I don’t want to make self-correction an addiction. I only want to partake of its potency as needed. Self-correction can become its own loop of procrastination. Keep moving, listen closely, move in the next right direction. Repeat.
Mistakes are lessons.
Falling down when you’re learning to walk is inevitable.
Things are almost always hard at first, and then they get easy.
It doesn’t matter how many times I fall, what matters is that the amount of times I get back up matches my falling down number for number.
I am done seeking out correction from the world. Only I can correct myself in ways that are lasting and whole — and my Truthteller is beside me as a compass. It is my job, it is my choice, and I am up to the task. I am ready.
Radical mercy always,
This Road to Self-Correcting is another one that required a bit of grieving of my youth, a threshold to growing up. I had gotten addicted to opinions and addicted to being corrected by others. This created a loop that had me running in circles of confusion, resentment and cringe-worthy self pity. I had to realize that I was welcoming the opinions and then feeling self-pity over what they brought to the party. What a mess. I am so done with all of that.
So, awesome soul,
Where have you handed the key to your own self-correction to another?
When have you mistaken self-criticism for self-correction?
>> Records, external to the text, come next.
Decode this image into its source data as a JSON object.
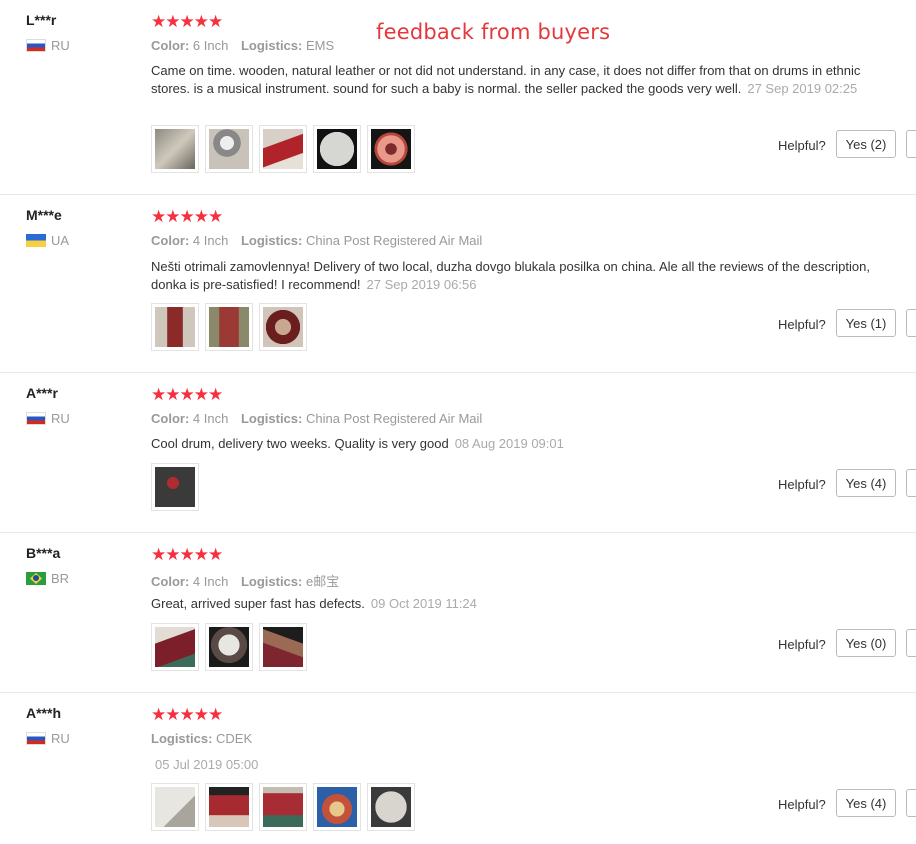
{
  "overlay_title": "feedback from buyers",
  "labels": {
    "color": "Color:",
    "logistics": "Logistics:",
    "helpful": "Helpful?",
    "stars": "★★★★★"
  },
  "reviews": [
    {
      "buyer": "L***r",
      "country": "RU",
      "color": "6 Inch",
      "logistics": "EMS",
      "text": "Came on time. wooden, natural leather or not did not understand. in any case, it does not differ from that on drums in ethnic stores. is a musical instrument. sound for such a baby is normal. the seller packed the goods very well.",
      "date": "27 Sep 2019 02:25",
      "photos": [
        "p-grey1",
        "p-grey2",
        "p-red1",
        "p-drum",
        "p-ring"
      ],
      "yes": "Yes (2)"
    },
    {
      "buyer": "M***e",
      "country": "UA",
      "color": "4 Inch",
      "logistics": "China Post Registered Air Mail",
      "text": "Nešti otrimali zamovlennya! Delivery of two local, duzha dovgo blukala posilka on china. Ale all the reviews of the description, donka is pre-satisfied! I recommend!",
      "date": "27 Sep 2019 06:56",
      "photos": [
        "p-tall",
        "p-tall2",
        "p-top"
      ],
      "yes": "Yes (1)"
    },
    {
      "buyer": "A***r",
      "country": "RU",
      "color": "4 Inch",
      "logistics": "China Post Registered Air Mail",
      "text": "Cool drum, delivery two weeks. Quality is very good",
      "date": "08 Aug 2019 09:01",
      "photos": [
        "p-dark"
      ],
      "yes": "Yes (4)"
    },
    {
      "buyer": "B***a",
      "country": "BR",
      "color": "4 Inch",
      "logistics": "e邮宝",
      "text": "Great, arrived super fast has defects.",
      "date": "09 Oct 2019 11:24",
      "photos": [
        "p-drum2",
        "p-drum3",
        "p-hand"
      ],
      "yes": "Yes (0)"
    },
    {
      "buyer": "A***h",
      "country": "RU",
      "color": "",
      "logistics": "CDEK",
      "text": "",
      "date": "05 Jul 2019 05:00",
      "photos": [
        "p-bag",
        "p-red2",
        "p-red3",
        "p-bowl",
        "p-white"
      ],
      "yes": "Yes (4)"
    }
  ]
}
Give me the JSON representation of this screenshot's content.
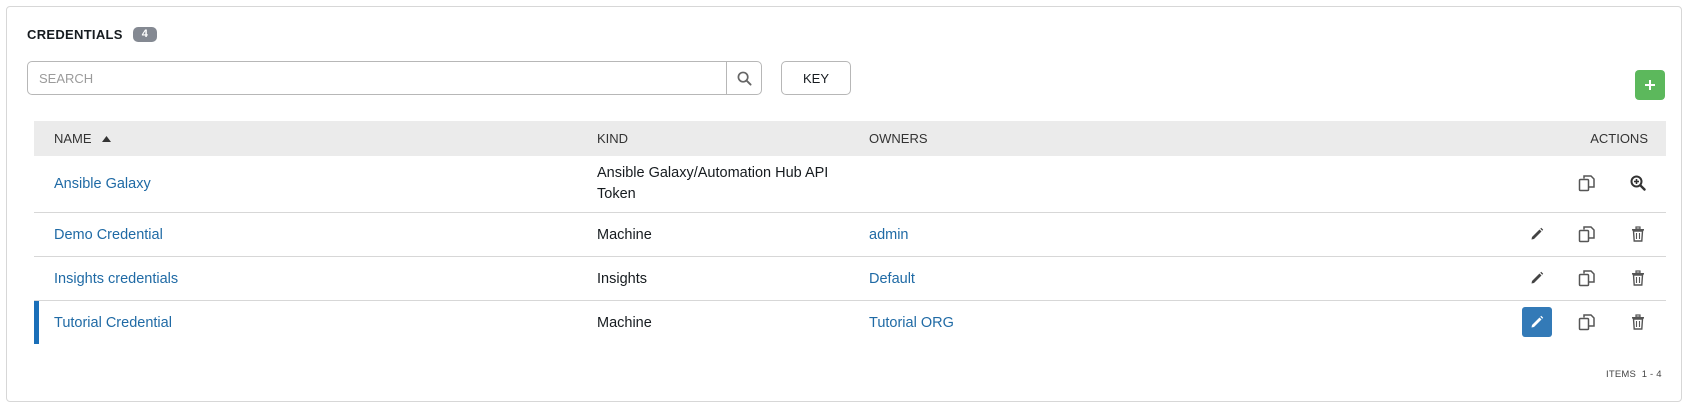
{
  "header": {
    "title": "CREDENTIALS",
    "count": "4"
  },
  "search": {
    "placeholder": "SEARCH",
    "key_label": "KEY"
  },
  "add_label": "+",
  "table": {
    "columns": {
      "name": "NAME",
      "kind": "KIND",
      "owners": "OWNERS",
      "actions": "ACTIONS"
    },
    "sort": {
      "column": "name",
      "direction": "ascending"
    },
    "rows": [
      {
        "name": "Ansible Galaxy",
        "kind": "Ansible Galaxy/Automation Hub API Token",
        "owners": "",
        "actions": [
          "copy",
          "view"
        ]
      },
      {
        "name": "Demo Credential",
        "kind": "Machine",
        "owners": "admin",
        "actions": [
          "edit",
          "copy",
          "delete"
        ]
      },
      {
        "name": "Insights credentials",
        "kind": "Insights",
        "owners": "Default",
        "actions": [
          "edit",
          "copy",
          "delete"
        ]
      },
      {
        "name": "Tutorial Credential",
        "kind": "Machine",
        "owners": "Tutorial ORG",
        "actions": [
          "edit",
          "copy",
          "delete"
        ],
        "selected": true
      }
    ]
  },
  "pagination": {
    "label": "ITEMS",
    "range": "1 - 4"
  },
  "icons": {
    "search": "search-icon",
    "add": "plus-icon",
    "sort": "sort-up-icon",
    "edit": "pencil-icon",
    "copy": "copy-icon",
    "view": "zoom-in-icon",
    "delete": "trash-icon"
  },
  "colors": {
    "link": "#1f6aa5",
    "add_button": "#5cb85c",
    "edit_active": "#337ab7",
    "selected_bar": "#1a6fb8",
    "header_bg": "#ebebeb",
    "badge": "#848992"
  }
}
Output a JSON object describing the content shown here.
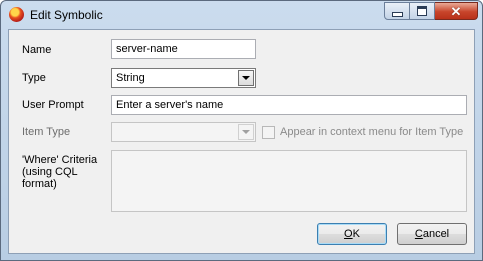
{
  "window": {
    "title": "Edit Symbolic"
  },
  "form": {
    "name_label": "Name",
    "name_value": "server-name",
    "type_label": "Type",
    "type_value": "String",
    "prompt_label": "User Prompt",
    "prompt_value": "Enter a server's name",
    "item_type_label": "Item Type",
    "item_type_value": "",
    "context_menu_label": "Appear in context menu for Item Type",
    "criteria_label_1": "'Where' Criteria",
    "criteria_label_2": "(using CQL",
    "criteria_label_3": "format)",
    "criteria_value": ""
  },
  "buttons": {
    "ok_mnemonic": "O",
    "ok_rest": "K",
    "cancel_mnemonic": "C",
    "cancel_rest": "ancel"
  }
}
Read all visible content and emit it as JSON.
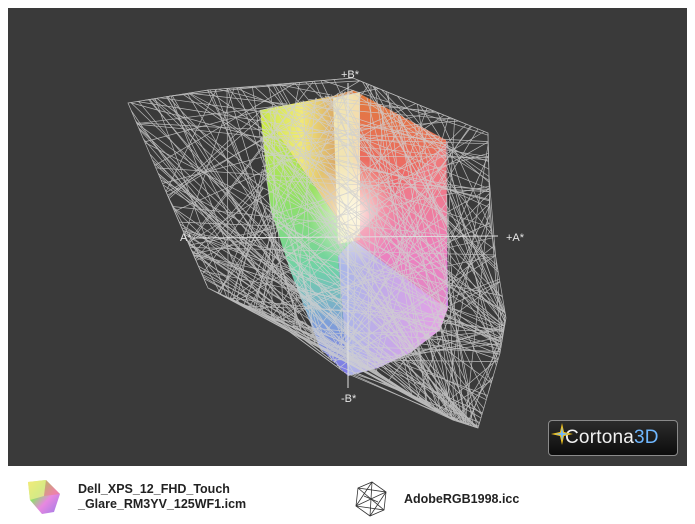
{
  "viewer": {
    "background": "#3a3a3a",
    "wire_color": "#d0d0d0",
    "axes": {
      "plus_b": "+B*",
      "minus_b": "-B*",
      "plus_a": "+A*",
      "minus_a": "A*"
    }
  },
  "logo": {
    "text_main": "Cortona",
    "text_accent": "3D",
    "icon": "cortona-star-icon"
  },
  "legend": {
    "items": [
      {
        "line1": "Dell_XPS_12_FHD_Touch",
        "line2": "_Glare_RM3YV_125WF1.icm",
        "icon": "color-gamut-solid-icon"
      },
      {
        "label": "AdobeRGB1998.icc",
        "icon": "wireframe-gamut-icon"
      }
    ]
  }
}
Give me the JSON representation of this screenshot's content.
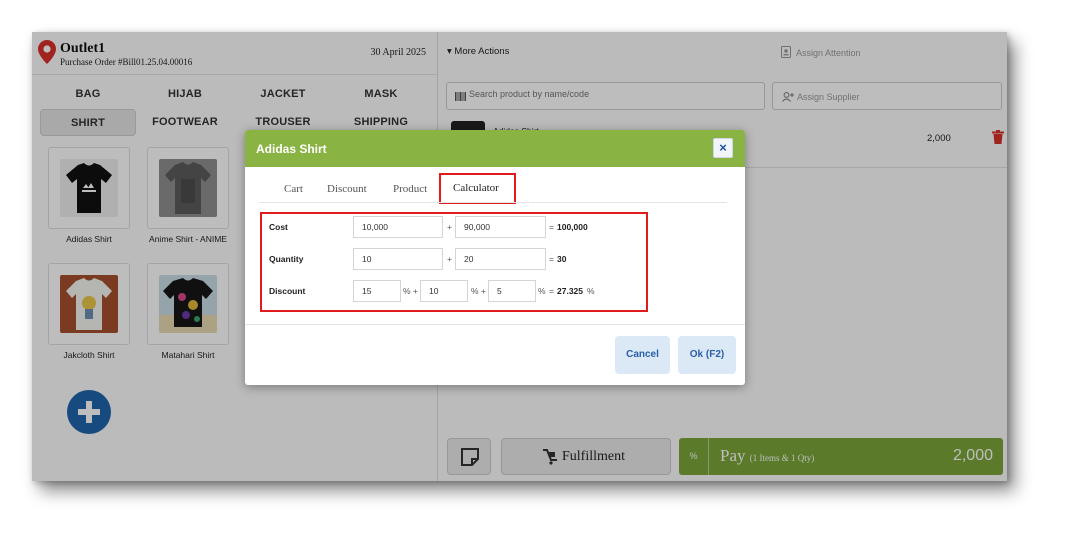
{
  "outlet": {
    "name": "Outlet1",
    "order": "Purchase Order #Bill01.25.04.00016",
    "date": "30 April 2025"
  },
  "categories": [
    {
      "label": "BAG"
    },
    {
      "label": "HIJAB"
    },
    {
      "label": "JACKET"
    },
    {
      "label": "MASK"
    },
    {
      "label": "SHIRT",
      "active": true
    },
    {
      "label": "FOOTWEAR"
    },
    {
      "label": "TROUSER"
    },
    {
      "label": "SHIPPING"
    }
  ],
  "products": [
    {
      "label": "Adidas Shirt"
    },
    {
      "label": "Anime Shirt - ANIME"
    },
    {
      "label": "Jakcloth Shirt"
    },
    {
      "label": "Matahari Shirt"
    }
  ],
  "toolbar": {
    "more_actions": "More Actions",
    "assign_attention": "Assign Attention",
    "search_placeholder": "Search product by name/code",
    "assign_supplier": "Assign Supplier"
  },
  "cart": {
    "item_name": "Adidas Shirt",
    "item_price": "2,000"
  },
  "footer": {
    "fulfillment": "Fulfillment",
    "pay_percent": "%",
    "pay": "Pay",
    "pay_sub": "(1 Items & 1 Qty)",
    "pay_amount": "2,000"
  },
  "modal": {
    "title": "Adidas Shirt",
    "close": "×",
    "tabs": [
      "Cart",
      "Discount",
      "Product",
      "Calculator"
    ],
    "active_tab": "Calculator",
    "calculator": {
      "cost": {
        "label": "Cost",
        "a": "10,000",
        "op": "+",
        "b": "90,000",
        "eq": "=",
        "result": "100,000"
      },
      "quantity": {
        "label": "Quantity",
        "a": "10",
        "op": "+",
        "b": "20",
        "eq": "=",
        "result": "30"
      },
      "discount": {
        "label": "Discount",
        "a": "15",
        "pct1": "% +",
        "b": "10",
        "pct2": "% +",
        "c": "5",
        "pct3": "%",
        "eq": "=",
        "result": "27.325",
        "unit": "%"
      }
    },
    "cancel": "Cancel",
    "ok": "Ok (F2)"
  },
  "colors": {
    "accent_green": "#89b342",
    "pay_green": "#7ba63a",
    "highlight_red": "#e01b1b",
    "add_button_blue": "#1f66ad",
    "trash_red": "#d9302c"
  },
  "icons": [
    "location-pin-icon",
    "caret-down-icon",
    "id-badge-icon",
    "barcode-icon",
    "add-user-icon",
    "trash-icon",
    "plus-icon",
    "note-icon",
    "fulfillment-icon",
    "close-icon"
  ]
}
Tomorrow, we step onto the power-filled Road to Self-Governing. Because no one is the boss of me! And no one is the boss of you! Isn’t that wonderful? (and a little bit scary)
See you there,